■ **To do**:
What is needed here is every record, retyped without any change.

▬▬▬▬▬▬▬▬▬▬

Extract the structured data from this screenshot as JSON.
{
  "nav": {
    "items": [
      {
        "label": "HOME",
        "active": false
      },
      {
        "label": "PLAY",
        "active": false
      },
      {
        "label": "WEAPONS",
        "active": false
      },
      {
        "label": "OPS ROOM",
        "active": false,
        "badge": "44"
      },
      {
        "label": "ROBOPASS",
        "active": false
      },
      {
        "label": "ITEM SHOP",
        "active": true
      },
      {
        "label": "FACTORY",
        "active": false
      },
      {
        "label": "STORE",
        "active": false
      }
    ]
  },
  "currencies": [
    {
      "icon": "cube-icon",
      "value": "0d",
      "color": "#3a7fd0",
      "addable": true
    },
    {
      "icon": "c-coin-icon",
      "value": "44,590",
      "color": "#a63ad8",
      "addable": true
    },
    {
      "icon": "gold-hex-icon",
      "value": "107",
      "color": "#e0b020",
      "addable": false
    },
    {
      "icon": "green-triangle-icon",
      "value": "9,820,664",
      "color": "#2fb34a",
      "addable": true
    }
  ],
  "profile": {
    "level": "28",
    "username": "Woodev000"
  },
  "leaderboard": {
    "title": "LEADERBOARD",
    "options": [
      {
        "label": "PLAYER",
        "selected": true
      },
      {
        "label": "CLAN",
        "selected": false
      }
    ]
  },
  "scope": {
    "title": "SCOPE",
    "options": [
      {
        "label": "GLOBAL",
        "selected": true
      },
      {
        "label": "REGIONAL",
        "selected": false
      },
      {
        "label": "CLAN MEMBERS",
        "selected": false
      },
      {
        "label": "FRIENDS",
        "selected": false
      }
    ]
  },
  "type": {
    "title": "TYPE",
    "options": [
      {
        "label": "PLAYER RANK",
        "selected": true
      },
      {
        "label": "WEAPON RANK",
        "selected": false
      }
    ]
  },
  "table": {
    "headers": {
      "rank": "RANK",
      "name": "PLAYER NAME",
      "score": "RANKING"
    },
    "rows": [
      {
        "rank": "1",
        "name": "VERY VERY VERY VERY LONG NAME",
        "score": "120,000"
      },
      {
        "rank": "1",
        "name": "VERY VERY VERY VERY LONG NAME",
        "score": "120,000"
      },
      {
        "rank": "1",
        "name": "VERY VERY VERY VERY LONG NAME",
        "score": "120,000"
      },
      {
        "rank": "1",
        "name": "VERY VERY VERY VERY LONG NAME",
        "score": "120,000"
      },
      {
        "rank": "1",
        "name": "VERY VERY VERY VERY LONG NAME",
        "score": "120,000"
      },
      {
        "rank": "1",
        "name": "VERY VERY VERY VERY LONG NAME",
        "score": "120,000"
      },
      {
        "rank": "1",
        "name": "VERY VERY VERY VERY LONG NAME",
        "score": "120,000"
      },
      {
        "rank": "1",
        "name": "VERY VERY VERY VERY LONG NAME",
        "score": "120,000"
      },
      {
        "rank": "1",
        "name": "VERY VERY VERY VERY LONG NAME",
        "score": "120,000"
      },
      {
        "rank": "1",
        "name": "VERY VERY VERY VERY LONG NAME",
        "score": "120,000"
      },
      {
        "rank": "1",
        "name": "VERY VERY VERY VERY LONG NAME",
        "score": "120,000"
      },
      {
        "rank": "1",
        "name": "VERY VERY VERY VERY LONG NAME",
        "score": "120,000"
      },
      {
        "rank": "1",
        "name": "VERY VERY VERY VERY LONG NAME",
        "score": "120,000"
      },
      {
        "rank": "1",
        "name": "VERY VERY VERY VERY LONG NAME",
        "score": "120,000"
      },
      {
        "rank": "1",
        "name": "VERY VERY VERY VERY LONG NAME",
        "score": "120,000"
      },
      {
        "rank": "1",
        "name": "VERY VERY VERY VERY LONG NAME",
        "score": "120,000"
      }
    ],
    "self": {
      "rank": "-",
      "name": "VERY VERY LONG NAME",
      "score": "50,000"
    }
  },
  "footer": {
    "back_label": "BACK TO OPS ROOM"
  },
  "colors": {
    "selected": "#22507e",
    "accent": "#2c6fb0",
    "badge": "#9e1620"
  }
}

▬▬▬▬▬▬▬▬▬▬

■ **Exercise result**:
Extract the structured data from this screenshot as JSON.
{
  "nav": {
    "items": [
      {
        "label": "HOME",
        "active": false
      },
      {
        "label": "PLAY",
        "active": false
      },
      {
        "label": "WEAPONS",
        "active": false
      },
      {
        "label": "OPS ROOM",
        "active": false,
        "badge": "44"
      },
      {
        "label": "ROBOPASS",
        "active": false
      },
      {
        "label": "ITEM SHOP",
        "active": true
      },
      {
        "label": "FACTORY",
        "active": false
      },
      {
        "label": "STORE",
        "active": false
      }
    ]
  },
  "currencies": [
    {
      "icon": "cube-icon",
      "value": "0d",
      "color": "#3a7fd0",
      "addable": true
    },
    {
      "icon": "c-coin-icon",
      "value": "44,590",
      "color": "#a63ad8",
      "addable": true
    },
    {
      "icon": "gold-hex-icon",
      "value": "107",
      "color": "#e0b020",
      "addable": false
    },
    {
      "icon": "green-triangle-icon",
      "value": "9,820,664",
      "color": "#2fb34a",
      "addable": true
    }
  ],
  "profile": {
    "level": "28",
    "username": "Woodev000"
  },
  "leaderboard": {
    "title": "LEADERBOARD",
    "options": [
      {
        "label": "PLAYER",
        "selected": true
      },
      {
        "label": "CLAN",
        "selected": false
      }
    ]
  },
  "scope": {
    "title": "SCOPE",
    "options": [
      {
        "label": "GLOBAL",
        "selected": true
      },
      {
        "label": "REGIONAL",
        "selected": false
      },
      {
        "label": "CLAN MEMBERS",
        "selected": false
      },
      {
        "label": "FRIENDS",
        "selected": false
      }
    ]
  },
  "type": {
    "title": "TYPE",
    "options": [
      {
        "label": "PLAYER RANK",
        "selected": true
      },
      {
        "label": "WEAPON RANK",
        "selected": false
      }
    ]
  },
  "table": {
    "headers": {
      "rank": "RANK",
      "name": "PLAYER NAME",
      "score": "RANKING"
    },
    "rows": [
      {
        "rank": "1",
        "name": "VERY VERY VERY VERY LONG NAME",
        "score": "120,000"
      },
      {
        "rank": "1",
        "name": "VERY VERY VERY VERY LONG NAME",
        "score": "120,000"
      },
      {
        "rank": "1",
        "name": "VERY VERY VERY VERY LONG NAME",
        "score": "120,000"
      },
      {
        "rank": "1",
        "name": "VERY VERY VERY VERY LONG NAME",
        "score": "120,000"
      },
      {
        "rank": "1",
        "name": "VERY VERY VERY VERY LONG NAME",
        "score": "120,000"
      },
      {
        "rank": "1",
        "name": "VERY VERY VERY VERY LONG NAME",
        "score": "120,000"
      },
      {
        "rank": "1",
        "name": "VERY VERY VERY VERY LONG NAME",
        "score": "120,000"
      },
      {
        "rank": "1",
        "name": "VERY VERY VERY VERY LONG NAME",
        "score": "120,000"
      },
      {
        "rank": "1",
        "name": "VERY VERY VERY VERY LONG NAME",
        "score": "120,000"
      },
      {
        "rank": "1",
        "name": "VERY VERY VERY VERY LONG NAME",
        "score": "120,000"
      },
      {
        "rank": "1",
        "name": "VERY VERY VERY VERY LONG NAME",
        "score": "120,000"
      },
      {
        "rank": "1",
        "name": "VERY VERY VERY VERY LONG NAME",
        "score": "120,000"
      },
      {
        "rank": "1",
        "name": "VERY VERY VERY VERY LONG NAME",
        "score": "120,000"
      },
      {
        "rank": "1",
        "name": "VERY VERY VERY VERY LONG NAME",
        "score": "120,000"
      },
      {
        "rank": "1",
        "name": "VERY VERY VERY VERY LONG NAME",
        "score": "120,000"
      },
      {
        "rank": "1",
        "name": "VERY VERY VERY VERY LONG NAME",
        "score": "120,000"
      }
    ],
    "self": {
      "rank": "-",
      "name": "VERY VERY LONG NAME",
      "score": "50,000"
    }
  },
  "footer": {
    "back_label": "BACK TO OPS ROOM"
  },
  "colors": {
    "selected": "#22507e",
    "accent": "#2c6fb0",
    "badge": "#9e1620"
  }
}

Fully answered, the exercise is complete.